Tabios: I didn’t actually know I had a “mythic imagination” until after I wrote DOVELION. The mythological aspect arises overtly in Part 3 of this three-part novel and I can honestly say I wasn’t anticipating the novel would continue on past and beyond its Part 2. But given how much effort and time—two decades!—was required to accomplish DOVELION, I certainly don’t mind that the result is a new myth. I’ve joked that “DoveLion,” the indigenous name of the island that became modern-day Pacifica, is akin to Wakanda, home to Marvel’s superhero Black Panther.
Still, as regards mythic imagination, I think I’ll pass on articulating more about it as I suspect this element will surface in ways I still don’t know and can anticipate. I can only just keep educating myself on anything and everything so that I am a receptive vessel to its gifts.
Strobel: And always a good last question for an interview—is there anything else you would like to share about your first novel DOVELION?
Tabios: Well, since Dichtung Yammer is mostly a poetry-related journal, its readers may be interested in learning that the novel’s indigenous Pacifican tribe, the Itonguk, considers mandatory poem-writing to be one of its criteria for citizenship, and that the tribe has its own poetry form called “flooid.” The flooid is inspired by the tanka form and is activist reportage poetry—i.e. the Itonguk citizen must conduct a “good deed” before writing a flooid poem about the issues related to the good deed. For example, as regards ecopoetry, the Itonguk cannot simply write about the environment; the Itonguk first must do something on behalf of the environment in order to earn the right to write about it. I love inventing poetry forms (such as the “hay(na)ku”) and this novel introduces my newest invention, the flooid.

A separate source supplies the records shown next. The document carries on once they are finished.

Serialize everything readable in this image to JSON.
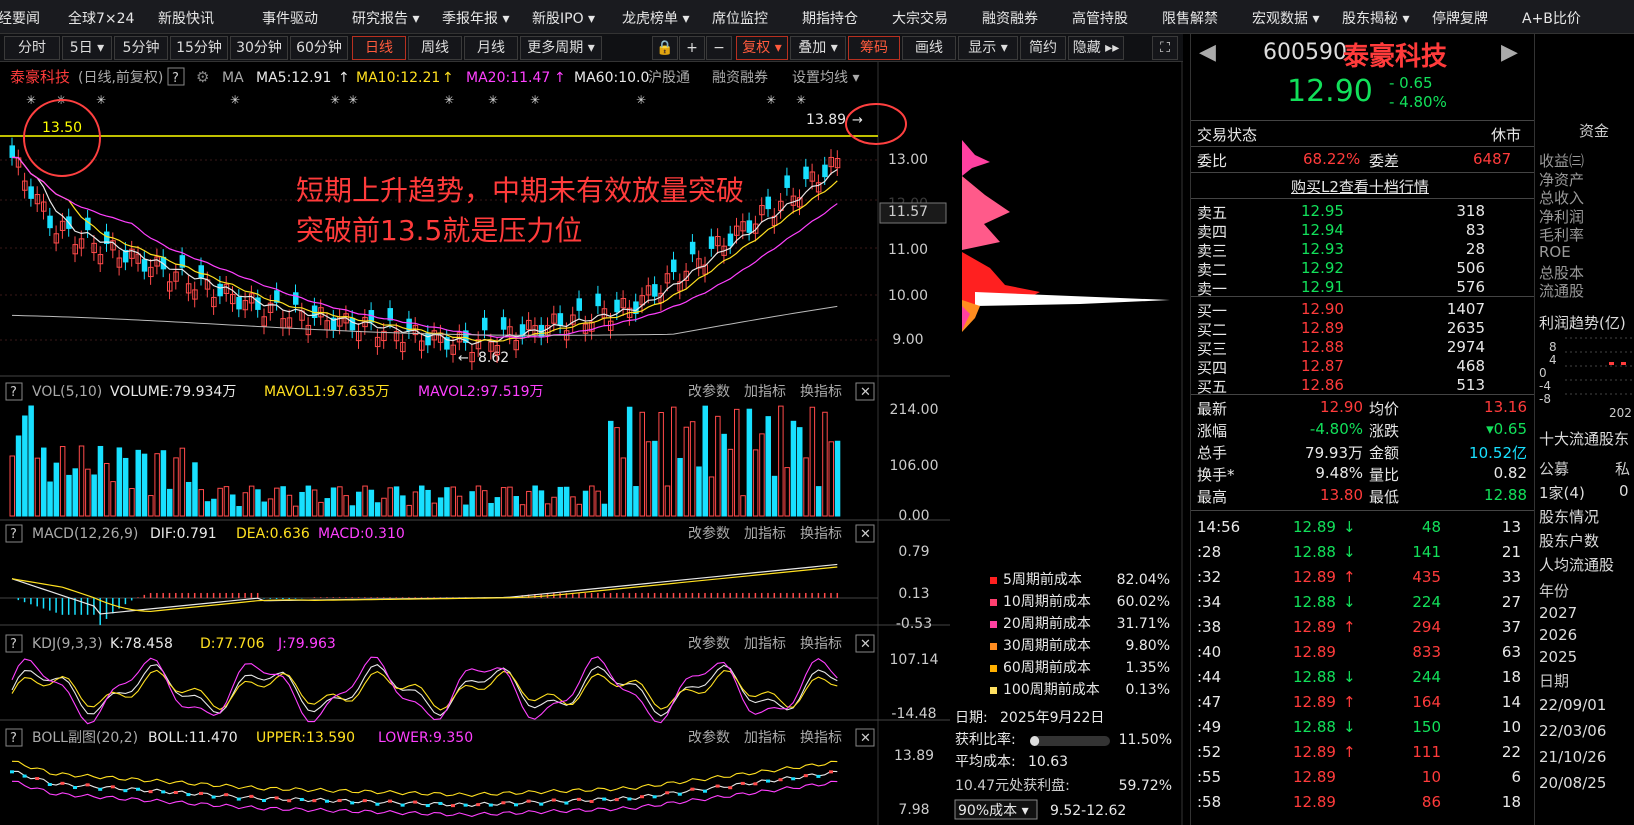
{
  "top_nav": [
    "经要闻",
    "全球7×24",
    "新股快讯",
    "事件驱动",
    "研究报告 ▾",
    "季报年报 ▾",
    "新股IPO ▾",
    "龙虎榜单 ▾",
    "席位监控",
    "期指持仓",
    "大宗交易",
    "融资融券",
    "高管持股",
    "限售解禁",
    "宏观数据 ▾",
    "股东揭秘 ▾",
    "停牌复牌",
    "A+B比价"
  ],
  "toolbar": {
    "periods": [
      "分时",
      "5日 ▾",
      "5分钟",
      "15分钟",
      "30分钟",
      "60分钟",
      "日线",
      "周线",
      "月线",
      "更多周期 ▾"
    ],
    "active_period": "日线",
    "tools": [
      "复权 ▾",
      "叠加 ▾",
      "筹码",
      "画线",
      "显示 ▾",
      "简约",
      "隐藏 ▸▸"
    ]
  },
  "stock": {
    "code": "600590",
    "name": "泰豪科技",
    "price": "12.90",
    "change": "- 0.65",
    "pct": "- 4.80%"
  },
  "main_chart": {
    "title": "泰豪科技",
    "subtitle": "(日线,前复权)",
    "q": "?",
    "ma_label": "MA",
    "ma5": "MA5:12.91",
    "ma10": "MA10:12.21",
    "ma20": "MA20:11.47",
    "ma60": "MA60:10.0",
    "links": [
      "沪股通",
      "融资融券",
      "设置均线 ▾"
    ],
    "price_ticks": [
      "13.00",
      "12.00",
      "11.57",
      "11.00",
      "10.00",
      "9.00"
    ],
    "label_1350": "13.50",
    "label_1389": "13.89",
    "label_862": "8.62",
    "annotation_line1": "短期上升趋势，中期未有效放量突破",
    "annotation_line2": "突破前13.5就是压力位"
  },
  "panels": {
    "vol": {
      "q": "?",
      "name": "VOL(5,10)",
      "v1": "VOLUME:79.934万",
      "v2": "MAVOL1:97.635万",
      "v3": "MAVOL2:97.519万",
      "ticks": [
        "214.00",
        "106.00",
        "0.00"
      ]
    },
    "macd": {
      "q": "?",
      "name": "MACD(12,26,9)",
      "v1": "DIF:0.791",
      "v2": "DEA:0.636",
      "v3": "MACD:0.310",
      "ticks": [
        "0.79",
        "0.13",
        "-0.53"
      ]
    },
    "kdj": {
      "q": "?",
      "name": "KDJ(9,3,3)",
      "v1": "K:78.458",
      "v2": "D:77.706",
      "v3": "J:79.963",
      "ticks": [
        "107.14",
        "-14.48"
      ]
    },
    "boll": {
      "q": "?",
      "name": "BOLL副图(20,2)",
      "v1": "BOLL:11.470",
      "v2": "UPPER:13.590",
      "v3": "LOWER:9.350",
      "ticks": [
        "13.89",
        "7.98"
      ]
    },
    "panel_buttons": [
      "改参数",
      "加指标",
      "换指标"
    ],
    "close": "✕"
  },
  "chip_dist": {
    "legend": [
      {
        "label": "5周期前成本",
        "value": "82.04%",
        "color": "#ff2020"
      },
      {
        "label": "10周期前成本",
        "value": "60.02%",
        "color": "#ff4070"
      },
      {
        "label": "20周期前成本",
        "value": "31.71%",
        "color": "#ff40a0"
      },
      {
        "label": "30周期前成本",
        "value": "9.80%",
        "color": "#ff8c20"
      },
      {
        "label": "60周期前成本",
        "value": "1.35%",
        "color": "#ffb000"
      },
      {
        "label": "100周期前成本",
        "value": "0.13%",
        "color": "#ffe060"
      }
    ],
    "date_label": "日期:",
    "date": "2025年9月22日",
    "profit_label": "获利比率:",
    "profit": "11.50%",
    "profit_fill": 0.115,
    "avg_cost_label": "平均成本:",
    "avg_cost": "10.63",
    "cost_line": "10.47元处获利盘:",
    "cost_pct": "59.72%",
    "range_select": "90%成本 ▾",
    "range": "9.52-12.62"
  },
  "quote": {
    "status_label": "交易状态",
    "status": "休市",
    "wb_label": "委比",
    "wb": "68.22%",
    "wc_label": "委差",
    "wc": "6487",
    "l2_link": "购买L2查看十档行情",
    "asks": [
      [
        "卖五",
        "12.95",
        "318"
      ],
      [
        "卖四",
        "12.94",
        "83"
      ],
      [
        "卖三",
        "12.93",
        "28"
      ],
      [
        "卖二",
        "12.92",
        "506"
      ],
      [
        "卖一",
        "12.91",
        "576"
      ]
    ],
    "bids": [
      [
        "买一",
        "12.90",
        "1407"
      ],
      [
        "买二",
        "12.89",
        "2635"
      ],
      [
        "买三",
        "12.88",
        "2974"
      ],
      [
        "买四",
        "12.87",
        "468"
      ],
      [
        "买五",
        "12.86",
        "513"
      ]
    ],
    "stats": [
      [
        {
          "l": "最新",
          "v": "12.90",
          "c": "red"
        },
        {
          "l": "均价",
          "v": "13.16",
          "c": "red"
        }
      ],
      [
        {
          "l": "涨幅",
          "v": "-4.80%",
          "c": "grn"
        },
        {
          "l": "涨跌",
          "v": "▾0.65",
          "c": "grn"
        }
      ],
      [
        {
          "l": "总手",
          "v": "79.93万",
          "c": "wht"
        },
        {
          "l": "金额",
          "v": "10.52亿",
          "c": "cyan"
        }
      ],
      [
        {
          "l": "换手*",
          "v": "9.48%",
          "c": "wht"
        },
        {
          "l": "量比",
          "v": "0.82",
          "c": "wht"
        }
      ],
      [
        {
          "l": "最高",
          "v": "13.80",
          "c": "red"
        },
        {
          "l": "最低",
          "v": "12.88",
          "c": "grn"
        }
      ]
    ],
    "ticks": [
      {
        "t": "14:56",
        "p": "12.89",
        "a": "↓",
        "v": "48",
        "n": "13",
        "c": "grn"
      },
      {
        "t": ":28",
        "p": "12.88",
        "a": "↓",
        "v": "141",
        "n": "21",
        "c": "grn"
      },
      {
        "t": ":32",
        "p": "12.89",
        "a": "↑",
        "v": "435",
        "n": "33",
        "c": "red"
      },
      {
        "t": ":34",
        "p": "12.88",
        "a": "↓",
        "v": "224",
        "n": "27",
        "c": "grn"
      },
      {
        "t": ":38",
        "p": "12.89",
        "a": "↑",
        "v": "294",
        "n": "37",
        "c": "red"
      },
      {
        "t": ":40",
        "p": "12.89",
        "a": "",
        "v": "833",
        "n": "63",
        "c": "red"
      },
      {
        "t": ":44",
        "p": "12.88",
        "a": "↓",
        "v": "244",
        "n": "18",
        "c": "grn"
      },
      {
        "t": ":47",
        "p": "12.89",
        "a": "↑",
        "v": "164",
        "n": "14",
        "c": "red"
      },
      {
        "t": ":49",
        "p": "12.88",
        "a": "↓",
        "v": "150",
        "n": "10",
        "c": "grn"
      },
      {
        "t": ":52",
        "p": "12.89",
        "a": "↑",
        "v": "111",
        "n": "22",
        "c": "red"
      },
      {
        "t": ":55",
        "p": "12.89",
        "a": "",
        "v": "10",
        "n": "6",
        "c": "red"
      },
      {
        "t": ":58",
        "p": "12.89",
        "a": "",
        "v": "86",
        "n": "18",
        "c": "red"
      }
    ]
  },
  "far_right": {
    "fund_tab": "资金",
    "items": [
      "收益㈢",
      "净资产",
      "总收入",
      "净利润",
      "毛利率",
      "ROE",
      "总股本",
      "流通股"
    ],
    "profit_trend": "利润趋势(亿)",
    "axis": [
      "8",
      "4",
      "0",
      "-4",
      "-8"
    ],
    "year_tail": "202",
    "top10": "十大流通股东",
    "holder_cols": [
      "公募",
      "私"
    ],
    "holder_val": "1家(4)",
    "holder_val2": "0",
    "links": [
      "股东情况",
      "股东户数",
      "人均流通股"
    ],
    "year_label": "年份",
    "years": [
      "2027",
      "2026",
      "2025"
    ],
    "date_label": "日期",
    "dates": [
      "22/09/01",
      "22/03/06",
      "21/10/26",
      "20/08/25"
    ]
  }
}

If there’s one thing I’ve learned as a former colonial subject now fluent mostly in a colonizer’s language, I want to move beyond inheritance, especially inherited language. Ultimately, that desire is what makes me a poet because poetry, among other things, is also a radical forum for creativity.
Eileen R. Tabios has released over 60 collections of poetry, fiction, essays, and experimental biographies from publishers in 11 countries and cyberspace. She recently released her first novel DoveLion: A Fairy Tale for Our Times (AC Books, New York, 2021). Her 2020 books include a short story collection, PAGPAG: The Dictator’s Aftermath in the Diaspora; a poetry collection, The In(ter)vention of the Hay(na)ku: Selected Tercets 1996-2019; andher third bilingual edition (English/Thai), INCULPATORY EVIDENCE: Covid-19 Poems. Her award-winning body of work includes invention of the hay(na)ku, a 21st century diasporic poetic form, and the MDR Poetry Generator that can create poems totaling theoretical infinity, as well as a first poetry book, Beyond Life Sentences, which received the Philippines’ National Book Award for Poetry. Translated into 11 languages, she also has edited, co-edited or conceptualized 15 anthologies of poetry, fiction and essays. Her writing and editing works have received recognition through awards, grants and residencies. More information is at http://eileenrtabios.com
Leny M. Strobel is Kapampangan (Philippines) and a settler on Pomo and Coast Miwok Lands/Sonoma County, CA. She is Professor Emeritus of American Multicultural Studies at Sonoma State University. She is a Founding Elder of the Center for Babaylan Studies. She is the author of Coming Full Circle: The Process of Decolonization Among Post-1965 Filipino Americans which has been widely used as a textbook in Ethnic Studies and Postcolonial Studies. She is the editor of Babaylan: Philippines and the Call of the Indigenous and (with S. Lily Mendoza) Back from the Crocodile’s Belly: Philippine Indigenous Studies and the Struggle for Indigenous Memory. Her other publications, podcasts, webinars can be found at her website: https://www.lenystrobel.com/